WHAT TO WORK ON:
Please return every line below that contains the string "title".

MATERIAL FOR THE TASK:
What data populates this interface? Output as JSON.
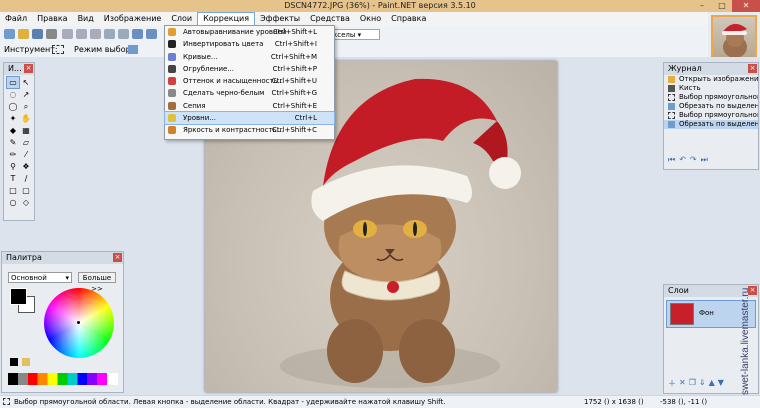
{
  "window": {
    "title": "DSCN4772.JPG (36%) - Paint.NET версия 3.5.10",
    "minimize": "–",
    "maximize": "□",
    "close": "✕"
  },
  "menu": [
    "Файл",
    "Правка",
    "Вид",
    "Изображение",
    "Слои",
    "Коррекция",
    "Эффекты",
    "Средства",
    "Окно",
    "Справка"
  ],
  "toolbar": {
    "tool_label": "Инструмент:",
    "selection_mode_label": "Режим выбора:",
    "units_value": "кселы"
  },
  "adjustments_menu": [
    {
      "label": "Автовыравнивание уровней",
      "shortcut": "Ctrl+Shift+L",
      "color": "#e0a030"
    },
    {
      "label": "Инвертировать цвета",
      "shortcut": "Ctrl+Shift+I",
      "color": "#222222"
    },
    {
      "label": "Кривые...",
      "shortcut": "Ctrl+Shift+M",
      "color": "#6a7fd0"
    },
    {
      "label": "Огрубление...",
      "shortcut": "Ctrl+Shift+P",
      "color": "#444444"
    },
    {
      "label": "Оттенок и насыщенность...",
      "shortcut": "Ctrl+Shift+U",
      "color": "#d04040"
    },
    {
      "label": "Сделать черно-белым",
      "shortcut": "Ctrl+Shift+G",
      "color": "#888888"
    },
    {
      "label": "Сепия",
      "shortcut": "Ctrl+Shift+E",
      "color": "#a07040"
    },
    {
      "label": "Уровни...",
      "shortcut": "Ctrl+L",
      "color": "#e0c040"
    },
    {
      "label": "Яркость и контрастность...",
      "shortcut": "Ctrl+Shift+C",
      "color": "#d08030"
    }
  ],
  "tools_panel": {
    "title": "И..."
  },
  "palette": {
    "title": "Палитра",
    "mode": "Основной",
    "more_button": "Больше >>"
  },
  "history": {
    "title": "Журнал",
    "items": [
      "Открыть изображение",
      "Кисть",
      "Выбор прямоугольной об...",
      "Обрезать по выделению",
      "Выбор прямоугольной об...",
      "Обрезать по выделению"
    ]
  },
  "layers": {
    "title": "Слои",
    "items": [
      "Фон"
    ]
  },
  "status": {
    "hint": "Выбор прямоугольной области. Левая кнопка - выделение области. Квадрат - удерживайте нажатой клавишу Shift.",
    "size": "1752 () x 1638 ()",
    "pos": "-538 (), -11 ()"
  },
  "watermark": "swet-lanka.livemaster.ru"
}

RESULT:
    "title": "DSCN4772.JPG (36%) - Paint.NET версия 3.5.10",
    "title": "И..."
    "title": "Палитра",
    "title": "Журнал",
    "title": "Слои",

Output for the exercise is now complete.